Assigned task — Quote all entries exactly, leaving pictures aside.

(Records from a collection)
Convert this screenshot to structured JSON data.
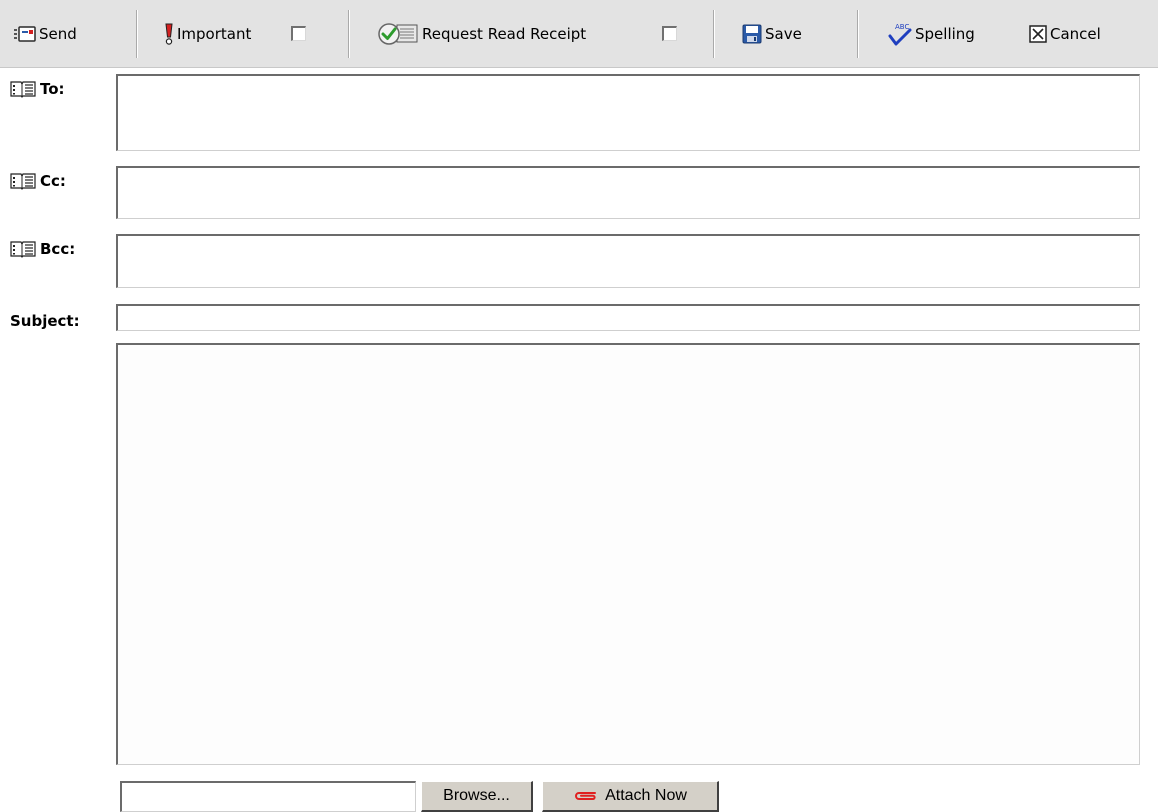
{
  "toolbar": {
    "send_label": "Send",
    "important_label": "Important",
    "read_receipt_label": "Request Read Receipt",
    "save_label": "Save",
    "spelling_label": "Spelling",
    "cancel_label": "Cancel",
    "important_checked": false,
    "read_receipt_checked": false
  },
  "fields": {
    "to_label": "To:",
    "cc_label": "Cc:",
    "bcc_label": "Bcc:",
    "subject_label": "Subject:",
    "to_value": "",
    "cc_value": "",
    "bcc_value": "",
    "subject_value": "",
    "body_value": ""
  },
  "attachments": {
    "file_value": "",
    "browse_label": "Browse...",
    "attach_label": "Attach Now"
  },
  "icons": {
    "send": "send-icon",
    "important": "exclamation-icon",
    "read_receipt": "read-receipt-icon",
    "save": "floppy-disk-icon",
    "spelling": "spellcheck-icon",
    "cancel": "close-box-icon",
    "address_book": "address-book-icon",
    "attach": "paperclip-icon"
  },
  "colors": {
    "toolbar_bg": "#e3e3e3",
    "important_red": "#d42020",
    "check_green": "#2e9c2e",
    "save_blue": "#2a5aa8",
    "spelling_blue": "#1f3fbf",
    "attach_red": "#e02020"
  }
}
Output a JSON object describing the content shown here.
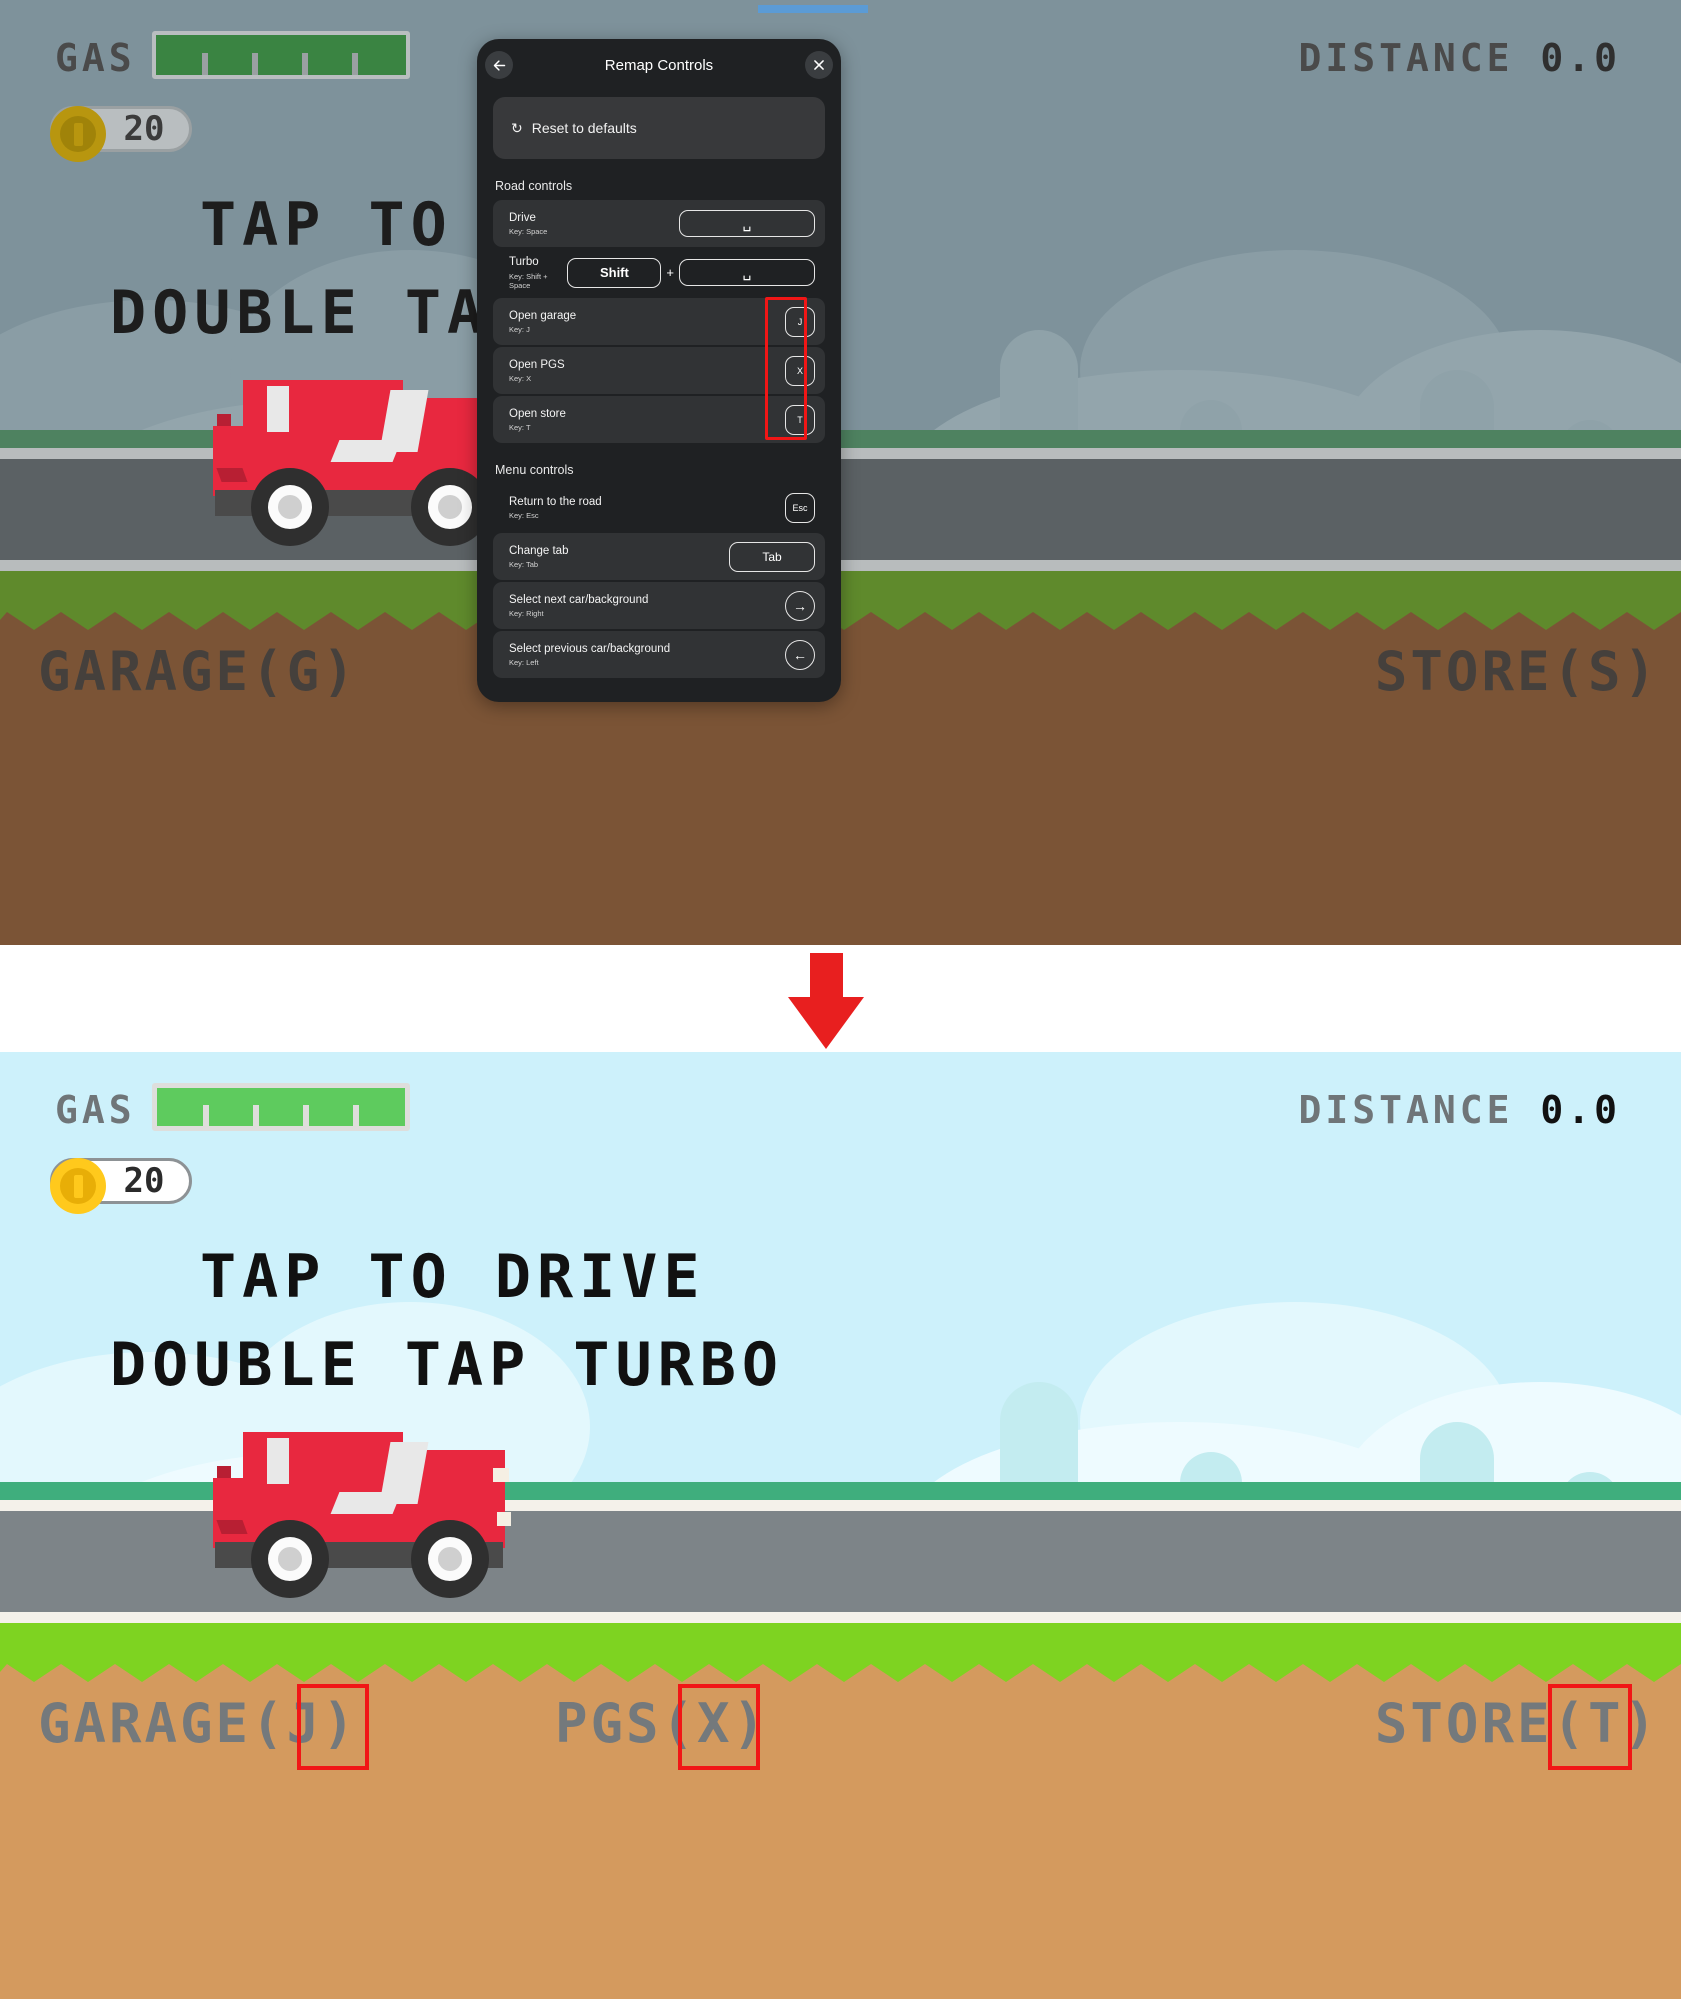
{
  "game": {
    "hud": {
      "gas_label": "GAS",
      "gas_percent": 100,
      "coins": "20",
      "distance_label": "DISTANCE",
      "distance_value": "0.0"
    },
    "prompts": {
      "line1": "TAP TO DRIVE",
      "line2": "DOUBLE TAP TURBO"
    },
    "nav_before": {
      "garage": "GARAGE(G)",
      "store": "STORE(S)"
    },
    "nav_after": {
      "garage": "GARAGE(J)",
      "pgs": "PGS(X)",
      "store": "STORE(T)"
    },
    "colors": {
      "highlight": "#f11616",
      "arrow": "#e81f1f",
      "gas_fill_before": "#3a8442",
      "gas_fill_after": "#5ecb5e",
      "sky_before": "#7e929b",
      "sky_after": "#cdf1fb"
    }
  },
  "dialog": {
    "title": "Remap Controls",
    "back_icon": "arrow-left-icon",
    "close_icon": "close-icon",
    "reset": {
      "icon": "reset-icon",
      "label": "Reset to defaults"
    },
    "sections": [
      {
        "title": "Road controls",
        "rows": [
          {
            "name": "Drive",
            "key_text": "Key: Space",
            "keys": [
              "␣"
            ],
            "key_style": "wide",
            "highlighted": false
          },
          {
            "name": "Turbo",
            "key_text": "Key: Shift + Space",
            "keys": [
              "Shift",
              "+",
              "␣"
            ],
            "key_style": "combo",
            "highlighted": false
          },
          {
            "name": "Open garage",
            "key_text": "Key: J",
            "keys": [
              "J"
            ],
            "key_style": "sq",
            "highlighted": true
          },
          {
            "name": "Open PGS",
            "key_text": "Key: X",
            "keys": [
              "X"
            ],
            "key_style": "sq",
            "highlighted": true
          },
          {
            "name": "Open store",
            "key_text": "Key: T",
            "keys": [
              "T"
            ],
            "key_style": "sq",
            "highlighted": true
          }
        ]
      },
      {
        "title": "Menu controls",
        "rows": [
          {
            "name": "Return to the road",
            "key_text": "Key: Esc",
            "keys": [
              "Esc"
            ],
            "key_style": "sq",
            "highlighted": false
          },
          {
            "name": "Change tab",
            "key_text": "Key: Tab",
            "keys": [
              "Tab"
            ],
            "key_style": "tab",
            "highlighted": false
          },
          {
            "name": "Select next car/background",
            "key_text": "Key: Right",
            "keys": [
              "→"
            ],
            "key_style": "sq",
            "highlighted": false
          },
          {
            "name": "Select previous car/background",
            "key_text": "Key: Left",
            "keys": [
              "←"
            ],
            "key_style": "sq",
            "highlighted": false
          }
        ]
      }
    ]
  }
}
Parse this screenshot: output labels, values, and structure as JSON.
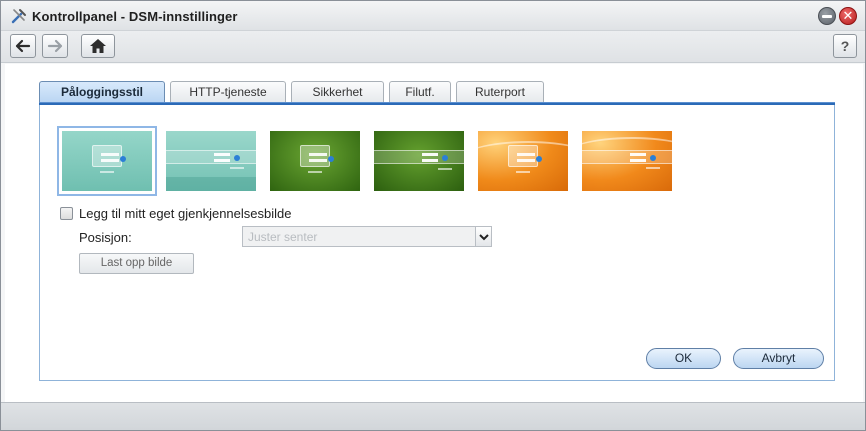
{
  "window": {
    "title": "Kontrollpanel - DSM-innstillinger",
    "icons": {
      "app": "tools-icon",
      "minimize": "minimize-icon",
      "close": "close-icon"
    },
    "close_glyph": "✕"
  },
  "toolbar": {
    "back_icon": "arrow-left-icon",
    "forward_icon": "arrow-right-icon",
    "home_icon": "home-icon",
    "help_label": "?"
  },
  "tabs": [
    {
      "label": "Påloggingsstil",
      "active": true
    },
    {
      "label": "HTTP-tjeneste",
      "active": false
    },
    {
      "label": "Sikkerhet",
      "active": false
    },
    {
      "label": "Filutf.",
      "active": false
    },
    {
      "label": "Ruterport",
      "active": false
    }
  ],
  "login_styles": [
    {
      "name": "teal-box",
      "selected": true
    },
    {
      "name": "teal-bar",
      "selected": false
    },
    {
      "name": "green-box",
      "selected": false
    },
    {
      "name": "green-bar",
      "selected": false
    },
    {
      "name": "orange-box",
      "selected": false
    },
    {
      "name": "orange-bar",
      "selected": false
    }
  ],
  "custom_image": {
    "checkbox_label": "Legg til mitt eget gjenkjennelsesbilde",
    "checked": false,
    "position_label": "Posisjon:",
    "position_value": "Juster senter",
    "upload_label": "Last opp bilde"
  },
  "actions": {
    "ok_label": "OK",
    "cancel_label": "Avbryt"
  },
  "colors": {
    "accent": "#2b6ab7",
    "teal": "#8ecfc3",
    "green": "#4e8a1e",
    "orange": "#f08a1a"
  }
}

Written answer —
Convert this screenshot to structured JSON data.
{
  "toolbar": {
    "send_label": "Send",
    "important_label": "Important",
    "read_receipt_label": "Request Read Receipt",
    "save_label": "Save",
    "spelling_label": "Spelling",
    "cancel_label": "Cancel",
    "important_checked": false,
    "read_receipt_checked": false
  },
  "fields": {
    "to_label": "To:",
    "cc_label": "Cc:",
    "bcc_label": "Bcc:",
    "subject_label": "Subject:",
    "to_value": "",
    "cc_value": "",
    "bcc_value": "",
    "subject_value": "",
    "body_value": ""
  },
  "attachments": {
    "file_value": "",
    "browse_label": "Browse...",
    "attach_label": "Attach Now"
  },
  "icons": {
    "send": "send-icon",
    "important": "exclamation-icon",
    "read_receipt": "read-receipt-icon",
    "save": "floppy-disk-icon",
    "spelling": "spellcheck-icon",
    "cancel": "close-box-icon",
    "address_book": "address-book-icon",
    "attach": "paperclip-icon"
  },
  "colors": {
    "toolbar_bg": "#e3e3e3",
    "important_red": "#d42020",
    "check_green": "#2e9c2e",
    "save_blue": "#2a5aa8",
    "spelling_blue": "#1f3fbf",
    "attach_red": "#e02020"
  }
}
Output a JSON object describing the content shown here.
{
  "game": {
    "hud": {
      "gas_label": "GAS",
      "gas_percent": 100,
      "coins": "20",
      "distance_label": "DISTANCE",
      "distance_value": "0.0"
    },
    "prompts": {
      "line1": "TAP TO DRIVE",
      "line2": "DOUBLE TAP TURBO"
    },
    "nav_before": {
      "garage": "GARAGE(G)",
      "store": "STORE(S)"
    },
    "nav_after": {
      "garage": "GARAGE(J)",
      "pgs": "PGS(X)",
      "store": "STORE(T)"
    },
    "colors": {
      "highlight": "#f11616",
      "arrow": "#e81f1f",
      "gas_fill_before": "#3a8442",
      "gas_fill_after": "#5ecb5e",
      "sky_before": "#7e929b",
      "sky_after": "#cdf1fb"
    }
  },
  "dialog": {
    "title": "Remap Controls",
    "back_icon": "arrow-left-icon",
    "close_icon": "close-icon",
    "reset": {
      "icon": "reset-icon",
      "label": "Reset to defaults"
    },
    "sections": [
      {
        "title": "Road controls",
        "rows": [
          {
            "name": "Drive",
            "key_text": "Key: Space",
            "keys": [
              "␣"
            ],
            "key_style": "wide",
            "highlighted": false
          },
          {
            "name": "Turbo",
            "key_text": "Key: Shift + Space",
            "keys": [
              "Shift",
              "+",
              "␣"
            ],
            "key_style": "combo",
            "highlighted": false
          },
          {
            "name": "Open garage",
            "key_text": "Key: J",
            "keys": [
              "J"
            ],
            "key_style": "sq",
            "highlighted": true
          },
          {
            "name": "Open PGS",
            "key_text": "Key: X",
            "keys": [
              "X"
            ],
            "key_style": "sq",
            "highlighted": true
          },
          {
            "name": "Open store",
            "key_text": "Key: T",
            "keys": [
              "T"
            ],
            "key_style": "sq",
            "highlighted": true
          }
        ]
      },
      {
        "title": "Menu controls",
        "rows": [
          {
            "name": "Return to the road",
            "key_text": "Key: Esc",
            "keys": [
              "Esc"
            ],
            "key_style": "sq",
            "highlighted": false
          },
          {
            "name": "Change tab",
            "key_text": "Key: Tab",
            "keys": [
              "Tab"
            ],
            "key_style": "tab",
            "highlighted": false
          },
          {
            "name": "Select next car/background",
            "key_text": "Key: Right",
            "keys": [
              "→"
            ],
            "key_style": "sq",
            "highlighted": false
          },
          {
            "name": "Select previous car/background",
            "key_text": "Key: Left",
            "keys": [
              "←"
            ],
            "key_style": "sq",
            "highlighted": false
          }
        ]
      }
    ]
  }
}
Parse this screenshot: output labels, values, and structure as JSON.
{
  "window": {
    "title": "Kontrollpanel - DSM-innstillinger",
    "icons": {
      "app": "tools-icon",
      "minimize": "minimize-icon",
      "close": "close-icon"
    },
    "close_glyph": "✕"
  },
  "toolbar": {
    "back_icon": "arrow-left-icon",
    "forward_icon": "arrow-right-icon",
    "home_icon": "home-icon",
    "help_label": "?"
  },
  "tabs": [
    {
      "label": "Påloggingsstil",
      "active": true
    },
    {
      "label": "HTTP-tjeneste",
      "active": false
    },
    {
      "label": "Sikkerhet",
      "active": false
    },
    {
      "label": "Filutf.",
      "active": false
    },
    {
      "label": "Ruterport",
      "active": false
    }
  ],
  "login_styles": [
    {
      "name": "teal-box",
      "selected": true
    },
    {
      "name": "teal-bar",
      "selected": false
    },
    {
      "name": "green-box",
      "selected": false
    },
    {
      "name": "green-bar",
      "selected": false
    },
    {
      "name": "orange-box",
      "selected": false
    },
    {
      "name": "orange-bar",
      "selected": false
    }
  ],
  "custom_image": {
    "checkbox_label": "Legg til mitt eget gjenkjennelsesbilde",
    "checked": false,
    "position_label": "Posisjon:",
    "position_value": "Juster senter",
    "upload_label": "Last opp bilde"
  },
  "actions": {
    "ok_label": "OK",
    "cancel_label": "Avbryt"
  },
  "colors": {
    "accent": "#2b6ab7",
    "teal": "#8ecfc3",
    "green": "#4e8a1e",
    "orange": "#f08a1a"
  }
}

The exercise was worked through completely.